Pacific Highway's ongoing horror
“IT’S bloody terrible”.
That’s how a senior emergency services worker has described the shocking string of horrific smashes on the Pacific Highway south of Urunga.
Greg Newcombe is the Urunga SES rescue officer who stumbled out of bed to attend another deadly accident at 2.15am yesterday.
He’s been with the unit for 11 years and estimates he and his colleagues have seen as many as 20 smashes in that time – some of them fatal – on this terrible stretch of road.
“One day we had two people die in one car and that was about half a kilometre from the one this morning,” Mr Newcombe said.
“When are drivers going to learn to slow down and drive to the conditions?
“The Government is trying to do everything to get the road fixed but they’ve got to get it out of the taxpayers.”
Mr Newcombe said police and the RTA were also doing their best to urge motorists to take care but the message didn’t seem to be cutting through.
He also said it wasn’t easy for emergency crews attending scenes of carnage but the volunteers always went about their job professionally.
“You have to put it behind you and get on with life but it’s hard to do. I joined the SES because I wanted to do something for the community.”
When he’s not dealing with disasters, Mr Newcombe drives concreting trucks for a living.
“I have a very understanding employer who gives me a break if I’m too fatigued from my SES duties but you’ve still got to keep doing your job, especially up here where they’re few and far between.”
The owner of the Valla Beach Bakery at Nambucca Heads, Emily McCurley, said her customers yesterday morning had been angered by yet more highway carnage and the resulting disruptions.
“The reaction has been ‘held up on the highway again’ and the fact they’ve had to go past another fatal accident,” she said.
“You’re just very relieved that it’s not somebody you know or an employee who has lost their life.
“There’s just been too much death on the highway.

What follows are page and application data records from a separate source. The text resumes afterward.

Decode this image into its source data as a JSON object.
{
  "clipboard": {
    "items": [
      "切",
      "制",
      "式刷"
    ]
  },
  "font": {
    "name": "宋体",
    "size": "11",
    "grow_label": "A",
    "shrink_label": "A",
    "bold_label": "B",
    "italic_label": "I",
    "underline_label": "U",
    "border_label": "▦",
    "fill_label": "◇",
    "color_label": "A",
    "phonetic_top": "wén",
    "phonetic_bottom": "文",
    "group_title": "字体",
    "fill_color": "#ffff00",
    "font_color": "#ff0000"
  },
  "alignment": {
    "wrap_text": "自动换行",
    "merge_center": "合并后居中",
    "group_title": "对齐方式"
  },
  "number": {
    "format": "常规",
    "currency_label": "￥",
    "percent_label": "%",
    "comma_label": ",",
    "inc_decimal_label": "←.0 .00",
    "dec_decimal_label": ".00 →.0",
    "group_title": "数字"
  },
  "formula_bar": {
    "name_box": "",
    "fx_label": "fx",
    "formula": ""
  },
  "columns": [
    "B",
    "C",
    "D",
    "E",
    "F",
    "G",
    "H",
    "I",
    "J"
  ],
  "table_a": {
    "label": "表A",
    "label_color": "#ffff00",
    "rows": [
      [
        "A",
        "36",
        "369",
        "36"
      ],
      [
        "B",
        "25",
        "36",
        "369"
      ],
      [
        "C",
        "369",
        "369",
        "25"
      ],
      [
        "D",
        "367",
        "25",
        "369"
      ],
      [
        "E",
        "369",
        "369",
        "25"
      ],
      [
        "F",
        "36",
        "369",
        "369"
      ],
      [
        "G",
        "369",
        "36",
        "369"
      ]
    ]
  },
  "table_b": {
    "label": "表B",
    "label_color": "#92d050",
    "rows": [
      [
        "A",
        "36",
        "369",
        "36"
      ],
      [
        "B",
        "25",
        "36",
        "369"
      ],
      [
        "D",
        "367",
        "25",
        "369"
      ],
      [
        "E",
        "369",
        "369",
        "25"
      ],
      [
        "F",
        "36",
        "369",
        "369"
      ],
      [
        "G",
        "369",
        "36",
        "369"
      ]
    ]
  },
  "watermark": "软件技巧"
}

A new road I suppose is the solution but that’s a fair way off.”
The Urunga SES was greeted by the chilling sight of flashing lights and an upside-down truck when they arrived at yesterday’s accident.
The smash happened on a notorious stretch of the Pacific Highway about 300 metres north of the Hungry Head turnoff.
Police said the driver of a southbound semi-trailer laden with ice-cream was travelling at an unknown speed in an 80km/h zone when he lost control on a left-hand bend.
The prime-mover crossed to the wrong side of the road and the truckie was unable to regain control.
The big rig toppled onto its side and slid along the road, slammed into a guard rail and careered upside down into a ditch.
The driver, who was still being positively identified yesterday, is believed to be aged 38, from Sydney.
He was the sole occupant and died at the scene, police said.
His load was strewn along the table drain and the accident resulted in massive delays for highway commuters.
Paramedics, police, the SES and the RFS attended along with crime scene officers.
RTA crews kept one highway lane open initially but they were forced to close it as they began the extensive salvage and clean-up operation, which took most of the day.
Traffic was banked up for at least five kilometres either side of the accident zone and traffic diversions were in place through Hungry Head.
The horror smash follows a three-car pile-up on the same stretch of road on Saturday when as many as four people were injured.
On that occasion, the high-speed head-on happened near Dalhousie Creek at 7.50am when a 26-year-old woman driving a Holden Commodore travelling south collided with a Mitsubishi Magna with two 59-year-old occupants.
A grey Ford Falcon, driven by a 32-year-old local doctor was also involved.
The Pacific Highway was closed for five hours with traffic banked up to 10km in both directions.